- The balance of firms reporting increased domestic sales fell from +15 to +10, the lowest level since Q2 2016, while those reporting improved domestic orders also fell five points from +9 to +4 – the weakest level since Q4 2012
- The balance of firms reporting improved export sales fell from +14 to +10, the weakest since Q2 2016 and the balance of firms reporting improved export orders dropped from +10 to +4 – the weakest since Q4 2015
- The balance of firms expecting to increase prices in the next three months stands at +28, down from +42 in Q1, the lowest level since Q2 2016
- The percentage of firms (35%) reporting upward price pressures due to pay settlements are their highest since Q4 2015
- The balance of firms reporting improved cashflow rose out of negative territory from -1 to +2 – still the second weakest outturn since Q1 2013

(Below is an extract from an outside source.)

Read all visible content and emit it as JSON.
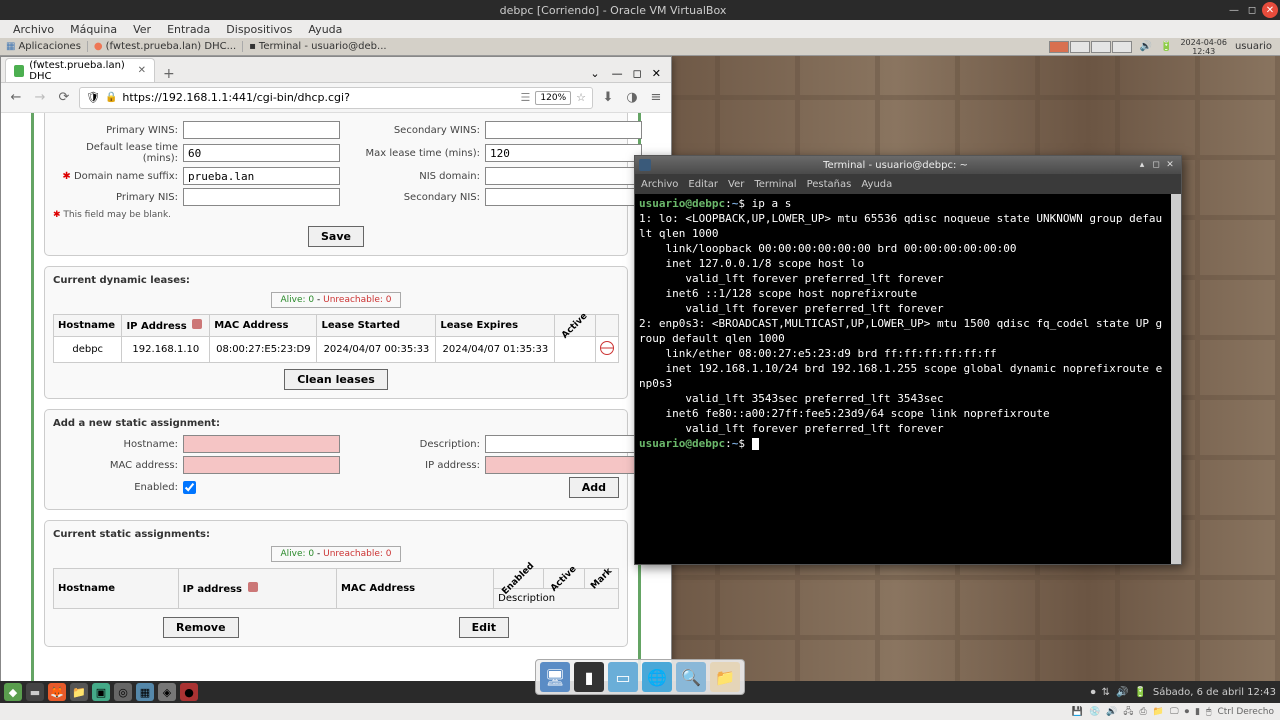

- The balance of firms increasing investment in plant/machinery rose in the quarter from +6 to +11 but remains historically weak, and investment in training stayed level +14, the weakest since Q3 2012
- The balance of firms confident that turnover and profitability will increase in the next 12 months rose from +26 to +38 for turnover and from +13 to +24 for profitability. However, both indicators are still lower than in Q4 2018
- The balance of firms reporting increased domestic sales rose from +10 to +17. Those reporting improved domestic orders rose from +5 to +10
- The balance of firms reporting improved export sales rose from 0 to +6. Those reporting improved export orders rose from -2 to +5
- Domestic and export indicators of sales and orders all remain below the levels recorded in Q4 2018
- The balance of firms expecting to increase prices in the next three months stands at +26, from +32 in Q1, which was the lowest level since Q3 2016
- The percentage of firms (32%) reporting upward price pressures due to payment settlements are their highest since Q4 2015
- The balance of firms reporting improved cashflow rose out of negative territory, going from -1 to +5
- The balance of firms looking to increase investment in plant and machinery rose from +1 to +5, and from +10 to +14 in training. The balance of firms confident that turnover and profitability will improve over the next year increased from +26 to +35 for turnover from +19 to +26 in profitability. Indicators of investment and confidence remain below the levels recorded in Q4 2018